Bokeh is that magical, dreamy, creamy blur that isolates the subject from background. Translated from japanese the language it means “blur” and is pronounced BOH-ka or BOH-kay. While out of focus backgrounds are achieved via shallow depth of field, Bokeh is the quality of that background.
Shooting for Background Blur
To shoot for good background blur you need to set your camera to manual or aperture priority so that you can set the F-stop. Place your subject a good distance from the background, and yourself close to the subject. The further away the background, and the closer you are to the subject, the more likely you are of achieving a good blurred background. Ideally, you want in excess of 15 feet of space behind your subject.
A second point to note, it’s the lens, not the camera that gives you the dreamy blur. To shoot an image with good bokeh you need a fast lens. A lens that goes below F4 will work, but one that is F2.8 and under is ideal. If you don’t have a fast lens, or have one with a variable F stop rather than a fixed one, a workaround is to increase the distance between the subject and the background. In the case of the eagle below, while it was shot at F7.1, the background was around 40 feet away.
The shape of the reflected light is determined by the diaphragms of the lens. Most new lenses have round blades in the diaphragms, some of the older ones have straight blades resulting in the (seven sided) heptagon shapes, e.g. the Nikkor 50mm is a heptagon. The higher the quality of the lens, the more round blades in the diaphragm, and the better quality, or smoother and more rounded the bokeh becomes.

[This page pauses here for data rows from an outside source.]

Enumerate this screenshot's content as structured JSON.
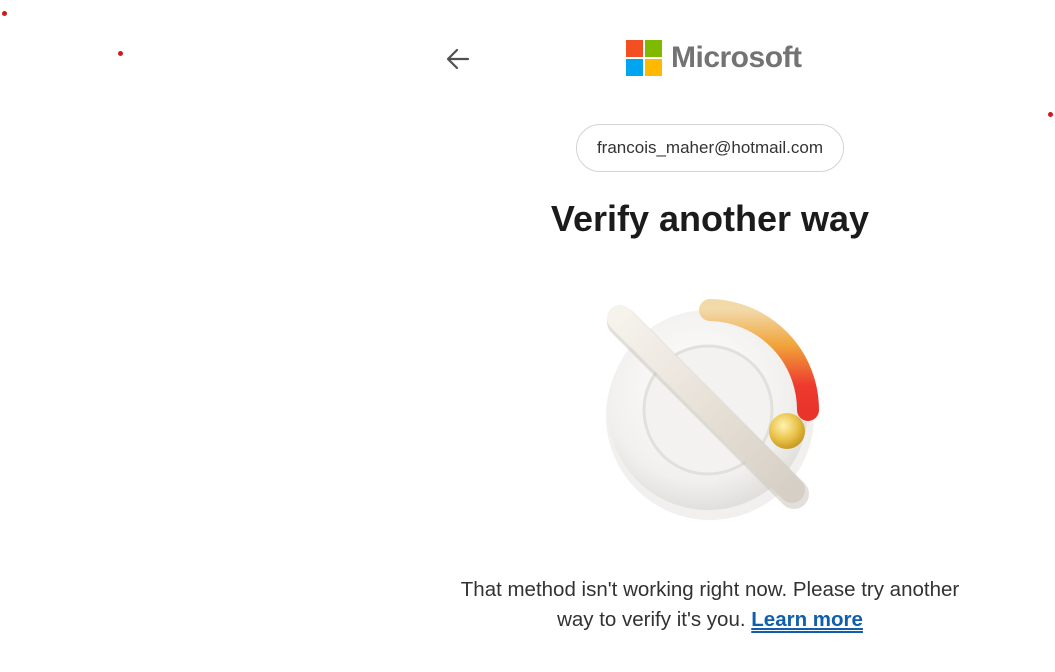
{
  "header": {
    "back_icon": "back-arrow-icon",
    "brand": {
      "name": "Microsoft",
      "colors": {
        "red": "#F25022",
        "green": "#7FBA00",
        "blue": "#00A4EF",
        "yellow": "#FFB900"
      }
    }
  },
  "identity": {
    "email": "francois_maher@hotmail.com"
  },
  "main": {
    "title": "Verify another way",
    "illustration_icon": "blocked-gauge-icon",
    "message": "That method isn't working right now. Please try another way to verify it's you.",
    "learn_more_label": "Learn more"
  },
  "theme": {
    "link_color": "#0F5FAD",
    "text_color": "#1B1B1B"
  }
}
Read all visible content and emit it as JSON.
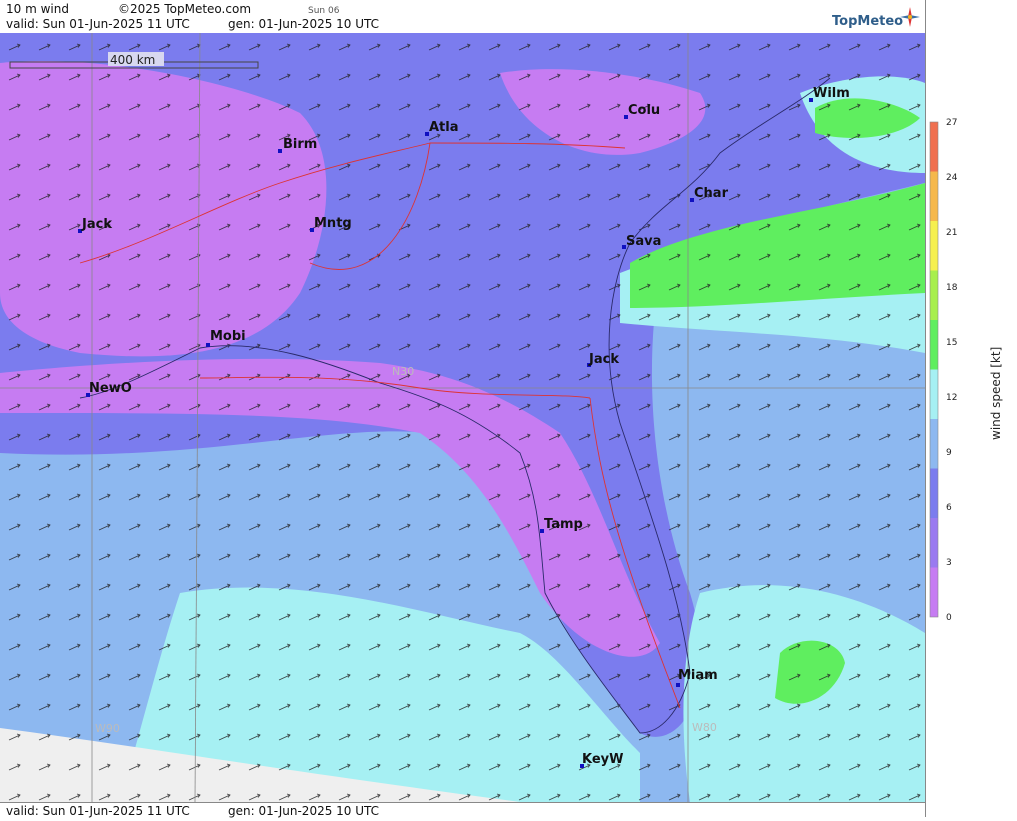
{
  "header": {
    "field": "10 m wind",
    "copyright": "©2025 TopMeteo.com",
    "day_marker": "Sun 06",
    "valid": "valid:  Sun  01-Jun-2025  11 UTC",
    "gen": "gen: 01-Jun-2025 10 UTC",
    "logo": "TopMeteo"
  },
  "footer": {
    "valid": "valid:  Sun  01-Jun-2025  11 UTC",
    "gen": "gen: 01-Jun-2025 10 UTC"
  },
  "map": {
    "scale": "400 km",
    "grid_labels": {
      "lat": "N30",
      "lon_west": "W90",
      "lon_east": "W80"
    },
    "cities": [
      "Birm",
      "Atla",
      "Colu",
      "Wilm",
      "Char",
      "Sava",
      "Jack",
      "Mntg",
      "Mobi",
      "NewO",
      "Jack",
      "Tamp",
      "Miam",
      "KeyW"
    ]
  },
  "legend": {
    "title": "wind speed [kt]",
    "ticks": [
      "27",
      "24",
      "21",
      "18",
      "15",
      "12",
      "9",
      "6",
      "3",
      "0"
    ],
    "colors": [
      "#c67cf2",
      "#9a7af0",
      "#7b7cee",
      "#8db8f0",
      "#a6f0f3",
      "#5fee5f",
      "#a8ef4d",
      "#f5f050",
      "#f5b84c",
      "#f07050"
    ]
  }
}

It’s a well-known fact in photography that not all zoom lenses are created equal. Using a zoom lens will improve the bokeh, but the improvement depends on the quality and optics of the lens. A Canon 75-300 wont give you as creamy a bokeh as the Canon 70-300L